Pride month is celebrated every June to recognize and support the LGBT community in cities around the world. Vanguard’s Out Professional Engagement Network (OPEN) works to create an inclusive environment for LGBT individuals and their allies, and plays an active role in Pride festivities. In recognition of Pride month, and to further our goal of creating an inclusive workplace, we share crew member Jason N.’s coming out story:
“I heard you are a poof,” Simon announced to everybody around me. I was 18 years old and in a group outside a lecture theatre. Simon and I were embarking on a friendship. Or at least I thought we were.
Even if you haven’t heard the word poof, you can easily guess that it isn’t flattering. I wasn’t entirely sure of my sexuality but I knew that I wasn’t straight. When Simon levelled his accusation, years of shame bubbled to the surface. I stood humiliated and exposed as everyone filed into the classroom. I was alone on the precipice of a lifetime of coming out.
I followed everyone into class and considered what I was going to do next. It was just a remark but it cut deep enough to make me shake. Boys call each other gay all the time. I could have just let it go. As the lecturer’s words washed over me, it was clear that I wanted to come out. I had to. Although I hadn’t yet acted on these feelings with anything other than shame, I knew it was riskier for me to not share my secret. I couldn’t remain hidden any longer. The burden had become too great. It was time. I told Simon that I was gay.

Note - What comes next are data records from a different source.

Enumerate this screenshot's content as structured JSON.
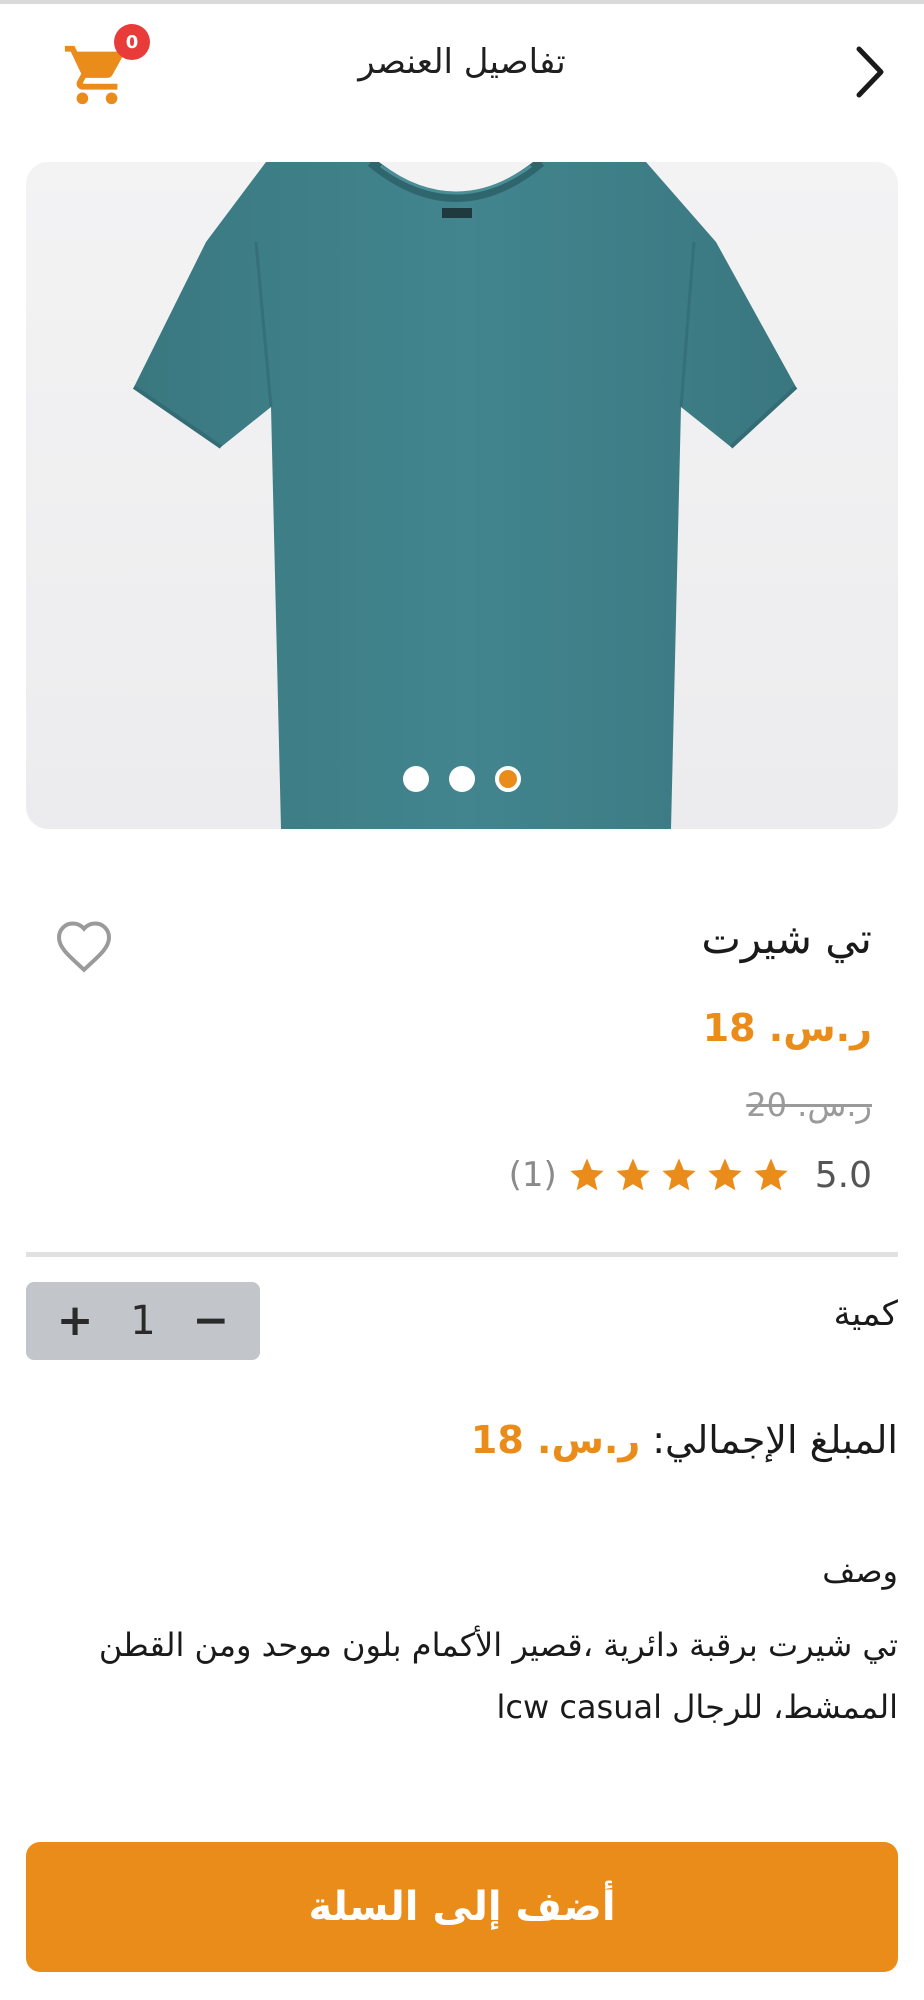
{
  "header": {
    "title": "تفاصيل العنصر",
    "cart_count": "0"
  },
  "product": {
    "name": "تي شيرت",
    "price": "ر.س. 18",
    "old_price": "ر.س. 20",
    "rating": "5.0",
    "stars": 5,
    "rating_count": "(1)",
    "image_colors": {
      "shirt": "#3f7f88",
      "background": "#efeff1"
    },
    "carousel_dots": 3,
    "active_dot": 3
  },
  "quantity": {
    "label": "كمية",
    "value": "1",
    "increment": "+",
    "decrement": "−"
  },
  "total": {
    "label": "المبلغ الإجمالي:",
    "value": "ر.س. 18"
  },
  "description": {
    "title": "وصف",
    "text": "تي شيرت برقبة دائرية ،قصير الأكمام بلون موحد ومن القطن الممشط، للرجال lcw casual"
  },
  "actions": {
    "add_to_cart": "أضف إلى السلة"
  },
  "colors": {
    "accent": "#ea8c1a",
    "badge": "#ea3b3b",
    "stepper_bg": "#c2c6cb"
  }
}
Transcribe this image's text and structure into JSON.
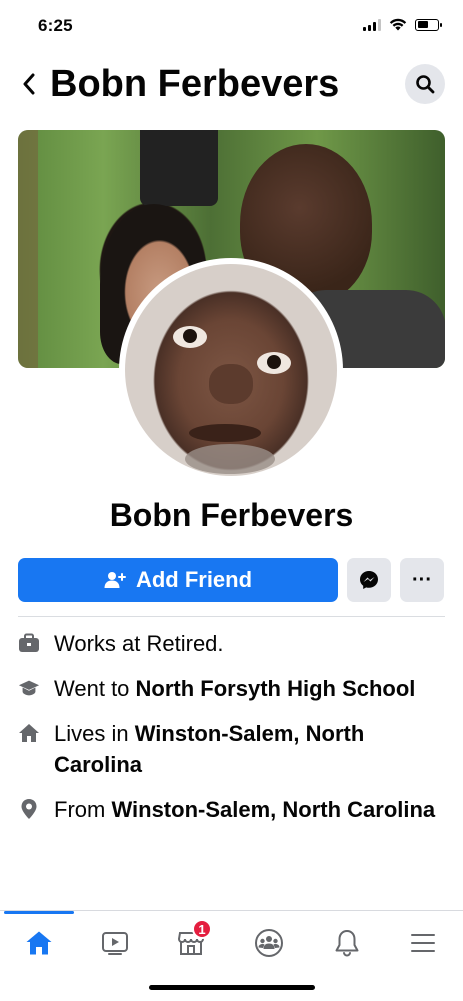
{
  "status_bar": {
    "time": "6:25"
  },
  "header": {
    "title": "Bobn Ferbevers",
    "back_icon": "chevron-left-icon",
    "search_icon": "search-icon"
  },
  "profile": {
    "name": "Bobn Ferbevers"
  },
  "actions": {
    "add_friend_label": "Add Friend",
    "more_label": "···"
  },
  "details": [
    {
      "icon": "briefcase-icon",
      "prefix": "Works at Retired.",
      "value": ""
    },
    {
      "icon": "graduation-cap-icon",
      "prefix": "Went to ",
      "value": "North Forsyth High School"
    },
    {
      "icon": "home-icon",
      "prefix": "Lives in ",
      "value": "Winston-Salem, North Carolina"
    },
    {
      "icon": "location-pin-icon",
      "prefix": "From ",
      "value": "Winston-Salem, North Carolina"
    }
  ],
  "tabbar": {
    "tabs": [
      "home",
      "watch",
      "marketplace",
      "groups",
      "notifications",
      "menu"
    ],
    "marketplace_badge": "1",
    "active": "home"
  },
  "colors": {
    "accent": "#1877f2",
    "badge": "#e41e3f",
    "button_bg": "#e4e6eb"
  }
}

In coming out, I expected to lose Simon. I expected to lose all of my friends. I expected to lose my family. I firmly believed that I’d lose everyone close to me. I would no longer be a friend, a son, or a brother. I thought I would be alone.
I went home and cried.

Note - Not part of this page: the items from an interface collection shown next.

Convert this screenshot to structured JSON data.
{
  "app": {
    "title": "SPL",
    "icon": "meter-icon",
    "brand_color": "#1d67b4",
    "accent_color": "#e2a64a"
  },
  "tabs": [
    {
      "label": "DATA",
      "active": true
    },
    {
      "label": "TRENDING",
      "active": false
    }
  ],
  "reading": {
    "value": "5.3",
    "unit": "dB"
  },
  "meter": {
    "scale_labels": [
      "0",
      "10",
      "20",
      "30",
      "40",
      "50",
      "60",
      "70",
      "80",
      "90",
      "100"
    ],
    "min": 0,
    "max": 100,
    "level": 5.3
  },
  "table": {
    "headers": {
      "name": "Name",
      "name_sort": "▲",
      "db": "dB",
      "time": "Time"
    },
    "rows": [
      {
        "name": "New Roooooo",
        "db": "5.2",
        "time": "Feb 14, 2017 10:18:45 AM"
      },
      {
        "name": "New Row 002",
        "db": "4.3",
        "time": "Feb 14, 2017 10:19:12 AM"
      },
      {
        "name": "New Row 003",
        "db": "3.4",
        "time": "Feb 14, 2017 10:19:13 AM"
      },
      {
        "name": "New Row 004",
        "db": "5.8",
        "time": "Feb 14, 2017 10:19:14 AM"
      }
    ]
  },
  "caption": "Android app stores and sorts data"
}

The next day was a new beginning for me. When I found Simon at university, he said he wanted to talk. He told me that he went home and considered whether he could be gay. He told me that he just couldn’t conceive of it. But he also realized how unnatural it would be for me to ignore my own sexuality. He told me that nothing had changed between us. Little did he know, everything had changed for me! I was liberated. I was no longer in hiding. It was my first step on a path to self-acceptance.
I didn’t lose Simon. Coming out to him brought us closer together. But coming out isn’t just telling one friend in the hallways at university and then you’re done. It’s an ongoing experience. Your sexuality isn’t apparent in the same way that something like skin color is. While being gay is not a choice, coming out is a choice that you have to face every day. When your colleague assumes you have a wife. When a taxi driver asks if you have any kids. When you start a new job. When you move to a new house. When you get too friendly with your local grocer. When you check into a hotel with your partner. When you make a new friend.
Of course, you don’t always come out, but the assumptions and the choice to come out never goes away. The relevance isn’t immediately obvious but if I choose to come out to you, it’s because I’ve decided not to censor myself with you – I’ve decided to let you know who I am. It allows me talk as freely about my weekend or my family life as you can to me. It allows me to be me, and it allows us to have an authentic relationship.
So here goes – my name is Jason. I am a friend, a brother, a son, and a colleague. I’m also gay.
Jason N. is a Project Manager in IT in our Australian office and is on the committee of the Australian OPEN Crew Resource Group. He is an advocate for bringing your whole self to work. In his spare time, he enjoys photography, camping, and playing squash (with great enthusiasm but much less skill).